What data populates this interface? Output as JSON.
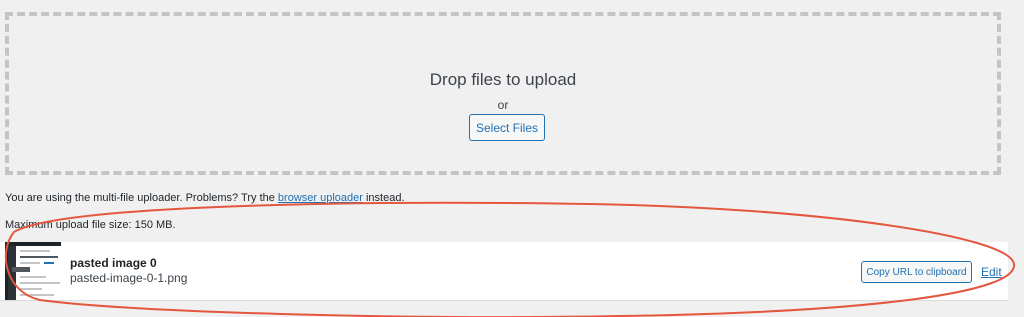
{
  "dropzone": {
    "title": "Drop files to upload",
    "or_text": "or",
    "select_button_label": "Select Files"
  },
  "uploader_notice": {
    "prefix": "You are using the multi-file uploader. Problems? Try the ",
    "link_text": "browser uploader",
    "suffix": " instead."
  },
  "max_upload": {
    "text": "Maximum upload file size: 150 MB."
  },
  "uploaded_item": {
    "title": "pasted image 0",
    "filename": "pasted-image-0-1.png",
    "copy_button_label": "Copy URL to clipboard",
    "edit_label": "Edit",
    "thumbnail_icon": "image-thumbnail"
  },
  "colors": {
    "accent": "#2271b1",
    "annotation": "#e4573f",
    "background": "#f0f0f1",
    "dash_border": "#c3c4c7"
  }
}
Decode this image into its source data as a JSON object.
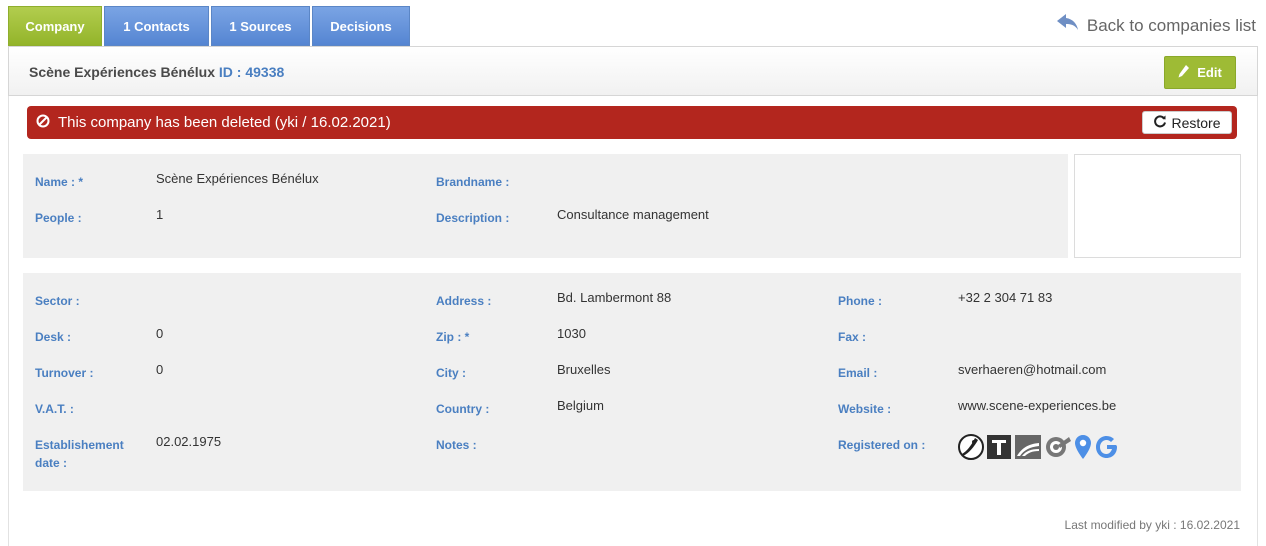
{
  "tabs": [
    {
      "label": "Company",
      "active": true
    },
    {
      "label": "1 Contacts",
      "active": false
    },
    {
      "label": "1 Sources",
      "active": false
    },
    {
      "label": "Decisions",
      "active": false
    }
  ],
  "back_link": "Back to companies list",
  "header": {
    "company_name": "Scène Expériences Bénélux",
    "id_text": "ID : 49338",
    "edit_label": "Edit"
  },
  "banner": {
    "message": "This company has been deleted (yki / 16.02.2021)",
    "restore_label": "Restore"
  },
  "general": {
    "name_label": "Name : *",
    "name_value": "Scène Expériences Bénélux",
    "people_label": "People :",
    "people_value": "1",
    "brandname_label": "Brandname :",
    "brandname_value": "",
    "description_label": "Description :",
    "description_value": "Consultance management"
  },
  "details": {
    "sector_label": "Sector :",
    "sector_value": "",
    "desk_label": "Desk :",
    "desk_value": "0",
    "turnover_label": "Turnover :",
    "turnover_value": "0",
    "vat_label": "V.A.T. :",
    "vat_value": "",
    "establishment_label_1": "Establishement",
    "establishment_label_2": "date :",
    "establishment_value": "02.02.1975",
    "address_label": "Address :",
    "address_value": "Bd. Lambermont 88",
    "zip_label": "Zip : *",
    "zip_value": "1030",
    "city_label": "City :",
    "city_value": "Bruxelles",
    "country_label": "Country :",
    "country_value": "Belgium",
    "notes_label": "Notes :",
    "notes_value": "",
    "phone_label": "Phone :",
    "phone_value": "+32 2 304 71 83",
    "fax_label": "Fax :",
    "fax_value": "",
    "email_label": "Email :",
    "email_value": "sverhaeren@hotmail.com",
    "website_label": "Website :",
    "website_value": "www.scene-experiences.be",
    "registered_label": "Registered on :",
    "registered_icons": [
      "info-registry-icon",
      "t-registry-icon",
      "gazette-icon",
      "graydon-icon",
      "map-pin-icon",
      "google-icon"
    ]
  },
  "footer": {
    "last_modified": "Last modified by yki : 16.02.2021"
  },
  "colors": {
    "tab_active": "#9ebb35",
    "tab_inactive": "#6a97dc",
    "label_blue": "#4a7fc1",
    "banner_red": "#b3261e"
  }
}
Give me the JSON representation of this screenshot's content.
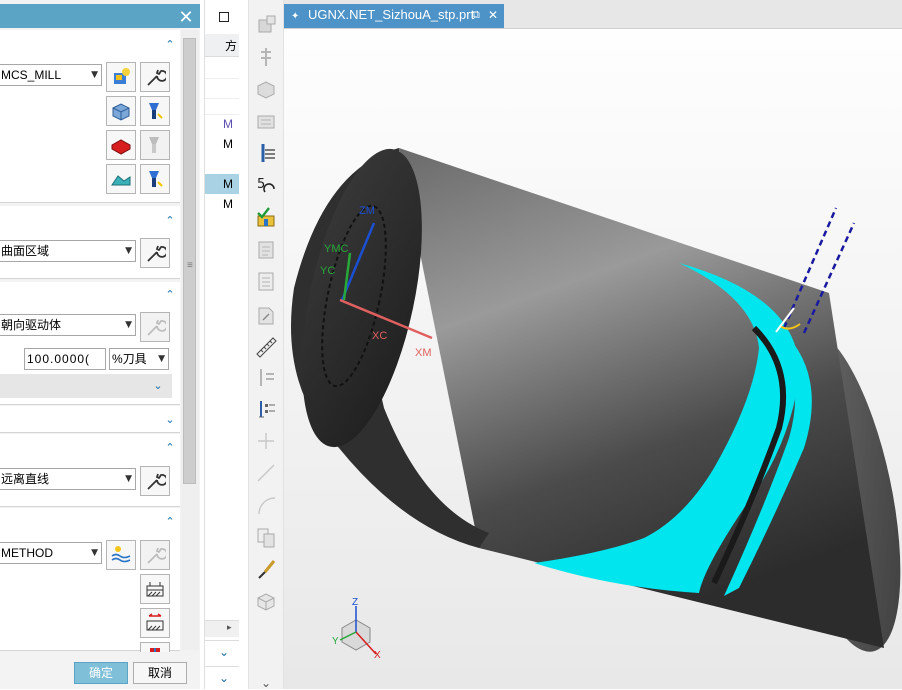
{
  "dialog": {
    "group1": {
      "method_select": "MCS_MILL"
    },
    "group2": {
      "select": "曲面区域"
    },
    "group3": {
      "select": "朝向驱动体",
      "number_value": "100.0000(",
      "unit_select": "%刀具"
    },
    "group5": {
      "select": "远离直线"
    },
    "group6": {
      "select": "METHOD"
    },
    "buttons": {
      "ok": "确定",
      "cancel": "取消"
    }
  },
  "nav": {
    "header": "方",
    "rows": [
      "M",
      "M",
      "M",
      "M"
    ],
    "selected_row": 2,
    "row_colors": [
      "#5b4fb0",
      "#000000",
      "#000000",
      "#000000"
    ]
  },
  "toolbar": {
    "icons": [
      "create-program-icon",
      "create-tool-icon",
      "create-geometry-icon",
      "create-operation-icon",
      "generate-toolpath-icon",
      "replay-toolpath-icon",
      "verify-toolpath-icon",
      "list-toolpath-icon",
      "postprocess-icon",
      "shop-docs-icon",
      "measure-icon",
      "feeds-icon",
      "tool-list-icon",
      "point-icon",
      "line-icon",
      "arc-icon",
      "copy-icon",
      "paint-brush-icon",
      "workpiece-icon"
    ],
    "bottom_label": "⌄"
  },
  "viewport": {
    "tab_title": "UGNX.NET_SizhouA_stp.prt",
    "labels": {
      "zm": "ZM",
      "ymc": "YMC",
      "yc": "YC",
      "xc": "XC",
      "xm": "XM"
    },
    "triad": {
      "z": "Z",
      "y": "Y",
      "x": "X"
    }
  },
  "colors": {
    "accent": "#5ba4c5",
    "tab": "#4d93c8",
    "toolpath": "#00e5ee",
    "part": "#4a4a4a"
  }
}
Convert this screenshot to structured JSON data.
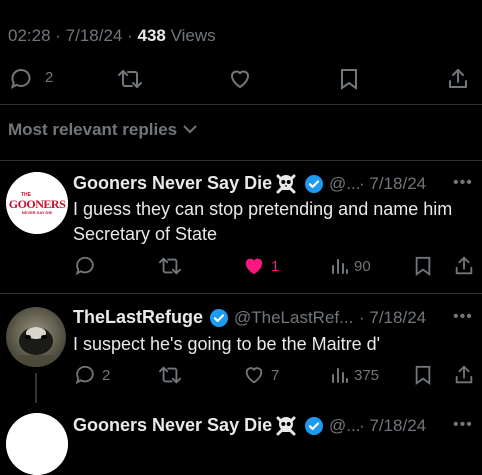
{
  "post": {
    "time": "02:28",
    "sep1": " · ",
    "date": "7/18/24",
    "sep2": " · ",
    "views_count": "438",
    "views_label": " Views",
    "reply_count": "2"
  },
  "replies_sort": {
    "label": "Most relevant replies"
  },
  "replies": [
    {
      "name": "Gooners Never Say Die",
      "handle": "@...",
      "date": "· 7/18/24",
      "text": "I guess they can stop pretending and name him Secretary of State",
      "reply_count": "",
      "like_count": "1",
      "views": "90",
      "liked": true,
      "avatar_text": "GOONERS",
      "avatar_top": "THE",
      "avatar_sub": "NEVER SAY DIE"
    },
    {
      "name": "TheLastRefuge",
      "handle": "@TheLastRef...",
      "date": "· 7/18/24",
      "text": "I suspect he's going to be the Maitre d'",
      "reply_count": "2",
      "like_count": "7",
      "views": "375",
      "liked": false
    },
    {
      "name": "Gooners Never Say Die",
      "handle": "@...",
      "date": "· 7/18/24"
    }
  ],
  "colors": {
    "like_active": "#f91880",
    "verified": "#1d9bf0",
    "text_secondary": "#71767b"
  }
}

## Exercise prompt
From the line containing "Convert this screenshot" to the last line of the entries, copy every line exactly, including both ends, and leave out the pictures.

## Response
Convert this screenshot to structured JSON data.
{
  "post": {
    "time": "02:28",
    "sep1": " · ",
    "date": "7/18/24",
    "sep2": " · ",
    "views_count": "438",
    "views_label": " Views",
    "reply_count": "2"
  },
  "replies_sort": {
    "label": "Most relevant replies"
  },
  "replies": [
    {
      "name": "Gooners Never Say Die",
      "handle": "@...",
      "date": "· 7/18/24",
      "text": "I guess they can stop pretending and name him Secretary of State",
      "reply_count": "",
      "like_count": "1",
      "views": "90",
      "liked": true,
      "avatar_text": "GOONERS",
      "avatar_top": "THE",
      "avatar_sub": "NEVER SAY DIE"
    },
    {
      "name": "TheLastRefuge",
      "handle": "@TheLastRef...",
      "date": "· 7/18/24",
      "text": "I suspect he's going to be the Maitre d'",
      "reply_count": "2",
      "like_count": "7",
      "views": "375",
      "liked": false
    },
    {
      "name": "Gooners Never Say Die",
      "handle": "@...",
      "date": "· 7/18/24"
    }
  ],
  "colors": {
    "like_active": "#f91880",
    "verified": "#1d9bf0",
    "text_secondary": "#71767b"
  }
}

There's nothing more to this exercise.